A record number of people attended the National Ploughing Championships today, with 127,000 visitors to the event in Ratheniska, Co Laois.
The figure for the second day of this year’s festival is an all-time high for the event, and is up 3,500 from day two last year.
Yesterday's attendance was 77,500, down from 82,000 last year.
Meanwhile, the Government has announced a new €30m scheme to improve rural areas hit by the economic downturn.
Speaking from the event this morning, Taoiseach Enda Kenny said that the thousands of people queueing up to attend the ploughing championships spoke volumes for the success of the ploughing and the strength of rural communities in Ireland.
On his tour of the venue on day two of the championships, he underlined the importance of farm safety and highlighted concerns about burglaries in rural areas.
He said there will be a package of €30m unveiled by the Government in the Capital Budget next Tuesday for rural communities.
The measures to be unveiled will be the Government's response to the recent CEDRA Report on rural communities.
Mr Kenny and that they will enable people in rural areas to draw their money from local authorities, the LEADER rural development scheme and other rural programmes to help develop initiatives in their own areas for job creation and further enterprise development.
Speaking on RTÉ's Today with Séan O'Rourke, Minister of State with Special Responsibility for Rural Economic Development Ann Phelan described the investment package over the next five years as an "incredible amount of money".
She suggested that the focus of the funding will be towards towns that need environmental upgrading and development in public utilities such as street lighting.
"The communities themselves will actually decide themselves what they want, and they will be able to put forward an expression of interest of what they want to do.
"When we identify that they will then be able to get their plan in order, and in some ways this is about trying to harness the potential that we know exists out their in rural communities across Ireland."
Sinn Féin President Gerry Adams said that the plan might be enough to buy a headline but it is not enough to deal with the damage inflicted on rural communities by the Government.
Speaking at the ploughing championships, he said it amounts to €6m a year when the Government had destroyed the LEADER programme and done away with post offices, garda stations and public transport.
Fianna Fáil environment spokesperson Barry Cowen said the scheme was too little too late.
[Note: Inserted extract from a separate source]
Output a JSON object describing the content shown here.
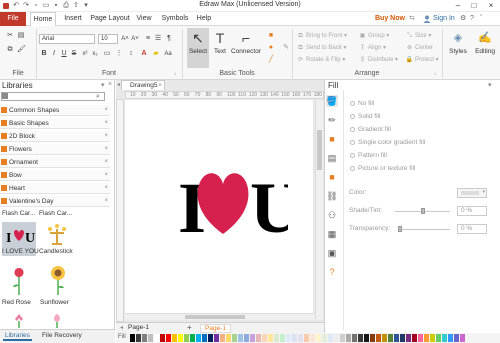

"The Government has ignored, neglected and slashed services to rural Ireland.
"It closed 139 garda stations, slashed LEADER funding by 40%, eroded the post office network and stalled the roll-out of rural broadband."